Lean, Learn, Level Up Your Career!
Professional women know how to work hard for the promotions and positions we want. But when a chance comes along to leap past the next few steps in our plan, it is sometimes difficult to accelerate the learning curve to meet new responsibility expectations. If we’re not ready to push ourselves and our skills, it can be easy to be overwhelmed and discouraged doing the very work we’ve dreamed of doing.
When I was approached at my current job as Assistant Manager for Marketing, SEO & Content, I was informed that there was an open position at the executive level. The offer letter stated that I was hired for a much higher role that I had expected. I was happy and excited to take the offer but didn’t anticipate the complex nature of the responsibilities and workload that awaited me.
I started putting in extra hours in hopes of completing my tasks, yet could never quite get everything done. Since I was new to several of the responsibilities related to the new position, I was working slower than usual. I felt overwhelmed but was determined to develop the abilities and aptitude needed because I love the work and valued the position.
The new position required me to exercise more innovation and creativity than previous roles had. Now I was not only delivering work projects, I was also leading the new strategies and approaches for the projects. I now had to spend hours doing research to understand the market and design new approaches, and had to reorient my approach to think more broadly and critically.
Beyond workload and mindset changes, I also had to develop new work behaviors. Because my new projects required collaboration with a separate department, I had to manage their project progress and deadlines. This meant communicating strict requirements, asserting my authority and needs for the project, which was initially difficult and uncomfortable. I had to develop complete ownership of the project without much room for mistakes. This steep learning curve in several different areas, however, developed me professionally in ways nothing else could have.
For those of you who are facing a similar situation at your jobs, here are few ways I dealt with the unexpected increase in the workload and professional responsibilities:
Successful women stay students throughout their careers. When new responsibilities and positions come your way, you often have to do the extra work yourself to raise your skill levels. This means putting time aside to research, practice, and reach out to experts in your area for mentoring. Though it could be tempting to cut out all extra activities to focus on adjusting to your new role, it’s incredibly important to expose yourself to any learning opportunities that could accelerate your development. Set up meetings with co-workers, attend relevant trainings–even go outside your specific focus area to acquire practice or information that could give you an edge in your new responsibilities.
For me, this meant hours after work reading. I also had to set new communication standards, and learned new habits to support my responsibilities. I have found the best way to stay motivated and cultivate a positive attitude while dealing with your workload is to focus on learning as much as you can.
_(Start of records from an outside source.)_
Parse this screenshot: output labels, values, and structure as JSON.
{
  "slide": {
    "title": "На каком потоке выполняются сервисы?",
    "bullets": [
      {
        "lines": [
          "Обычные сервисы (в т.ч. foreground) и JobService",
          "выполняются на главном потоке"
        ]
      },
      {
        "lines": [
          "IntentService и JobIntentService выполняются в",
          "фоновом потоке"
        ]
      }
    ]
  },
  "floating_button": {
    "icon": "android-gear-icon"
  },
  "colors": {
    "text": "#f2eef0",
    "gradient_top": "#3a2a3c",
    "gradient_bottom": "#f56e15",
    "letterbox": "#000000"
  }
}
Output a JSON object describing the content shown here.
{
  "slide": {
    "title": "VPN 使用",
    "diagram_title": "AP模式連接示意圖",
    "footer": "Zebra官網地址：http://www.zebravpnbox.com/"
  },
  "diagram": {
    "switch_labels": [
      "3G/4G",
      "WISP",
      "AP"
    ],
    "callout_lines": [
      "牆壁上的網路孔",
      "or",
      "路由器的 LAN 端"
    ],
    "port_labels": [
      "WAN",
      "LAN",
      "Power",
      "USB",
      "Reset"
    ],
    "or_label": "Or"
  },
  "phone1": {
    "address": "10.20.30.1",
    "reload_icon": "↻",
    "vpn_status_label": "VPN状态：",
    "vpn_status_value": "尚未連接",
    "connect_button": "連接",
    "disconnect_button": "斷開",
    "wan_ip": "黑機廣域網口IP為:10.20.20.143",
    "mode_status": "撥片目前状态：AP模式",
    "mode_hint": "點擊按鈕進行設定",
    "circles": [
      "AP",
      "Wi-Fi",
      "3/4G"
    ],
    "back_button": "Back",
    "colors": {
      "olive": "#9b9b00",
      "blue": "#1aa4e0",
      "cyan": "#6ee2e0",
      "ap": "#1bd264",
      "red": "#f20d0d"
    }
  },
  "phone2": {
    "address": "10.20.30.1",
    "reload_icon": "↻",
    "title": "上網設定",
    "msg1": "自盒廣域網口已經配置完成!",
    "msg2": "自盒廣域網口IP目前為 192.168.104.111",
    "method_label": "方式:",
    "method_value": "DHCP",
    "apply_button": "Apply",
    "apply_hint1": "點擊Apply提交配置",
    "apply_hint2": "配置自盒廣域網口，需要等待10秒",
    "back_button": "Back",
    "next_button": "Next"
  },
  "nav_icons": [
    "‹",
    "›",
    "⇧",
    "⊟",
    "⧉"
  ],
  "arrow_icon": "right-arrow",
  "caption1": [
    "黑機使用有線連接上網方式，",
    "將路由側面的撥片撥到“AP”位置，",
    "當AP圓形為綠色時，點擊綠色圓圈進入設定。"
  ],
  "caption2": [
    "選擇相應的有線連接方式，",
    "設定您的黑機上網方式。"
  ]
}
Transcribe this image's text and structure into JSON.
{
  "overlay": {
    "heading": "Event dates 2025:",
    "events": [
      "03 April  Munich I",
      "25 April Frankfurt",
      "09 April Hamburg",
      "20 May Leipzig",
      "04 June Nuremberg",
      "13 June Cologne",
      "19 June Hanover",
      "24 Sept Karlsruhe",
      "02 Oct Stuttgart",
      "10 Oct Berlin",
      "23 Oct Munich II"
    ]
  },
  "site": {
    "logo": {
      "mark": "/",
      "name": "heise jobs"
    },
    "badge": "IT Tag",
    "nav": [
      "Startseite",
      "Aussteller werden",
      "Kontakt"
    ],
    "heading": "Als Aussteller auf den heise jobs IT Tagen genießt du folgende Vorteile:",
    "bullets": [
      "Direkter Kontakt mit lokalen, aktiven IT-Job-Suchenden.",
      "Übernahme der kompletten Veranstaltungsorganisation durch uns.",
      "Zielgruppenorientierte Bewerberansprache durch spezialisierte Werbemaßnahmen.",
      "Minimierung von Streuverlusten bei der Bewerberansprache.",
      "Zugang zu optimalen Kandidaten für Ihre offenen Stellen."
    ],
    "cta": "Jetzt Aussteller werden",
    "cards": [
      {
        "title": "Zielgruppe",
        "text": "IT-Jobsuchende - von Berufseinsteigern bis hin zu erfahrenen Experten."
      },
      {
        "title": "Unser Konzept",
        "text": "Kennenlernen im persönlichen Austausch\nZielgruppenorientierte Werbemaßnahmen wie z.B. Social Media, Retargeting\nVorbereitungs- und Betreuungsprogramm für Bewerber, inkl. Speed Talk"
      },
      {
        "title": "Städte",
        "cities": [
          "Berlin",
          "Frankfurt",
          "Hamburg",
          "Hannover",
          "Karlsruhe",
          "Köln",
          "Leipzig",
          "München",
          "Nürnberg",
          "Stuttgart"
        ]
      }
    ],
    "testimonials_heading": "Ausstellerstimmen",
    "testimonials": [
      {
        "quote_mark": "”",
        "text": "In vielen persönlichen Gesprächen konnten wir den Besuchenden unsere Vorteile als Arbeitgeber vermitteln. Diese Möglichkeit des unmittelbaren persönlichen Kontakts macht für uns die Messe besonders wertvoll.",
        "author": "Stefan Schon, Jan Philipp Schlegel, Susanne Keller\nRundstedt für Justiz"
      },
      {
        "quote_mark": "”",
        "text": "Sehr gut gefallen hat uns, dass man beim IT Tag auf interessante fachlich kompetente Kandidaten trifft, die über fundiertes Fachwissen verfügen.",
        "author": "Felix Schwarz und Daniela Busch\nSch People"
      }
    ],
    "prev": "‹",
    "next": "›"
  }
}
Most people crave the chance to learn new things and enhance their skills, but very few get that opportunity. Consider yourself lucky for being given an opportunity to enhance your career. All the hard work and sweat is going to pay you back in the future.
When overwhelmed, it’s easy to keep focusing on everything that needs to be done. However, that perspective can sap all your energy. It’s important to stop the negative thought cycle, decide what can be accomplished next, and build up a positive frame of mind about the work at hand. Developing the right frame of mind is half the work towards solving the problems at hand because, once you have a positive achievement perspective, you can actually start accomplishing tasks
Accept the fact that you won’t be able to complete all the tasks at once. The earlier you accept this, the better. The right approach is to prioritize your work and tackle tasks that are high priority first. Prepare a to-do list of daily tasks every day. This will help you focus on urgent tasks and improve your productivity. Looking back now at my first few months in the job, I realize that so much of my struggle was in time management. I feel that if I had been an excellent time manager going in, I would have halved my problems.
Talk to your manager
People often hesitate to share concerns with their managers. Especially when the concerns are related to workload, we can think that bringing the issue up will reflect badly on us. This is far from true. More often than not, your boss will understand your concern. In my case, my manager helped and guided me at every step.
In addition to these four steps, I also made it a point to reward myself every time I met significant goals or was appreciated at work. And remember to take care of yourself: a pedicure can fix your mood even when your to-do list is full of pending tasks.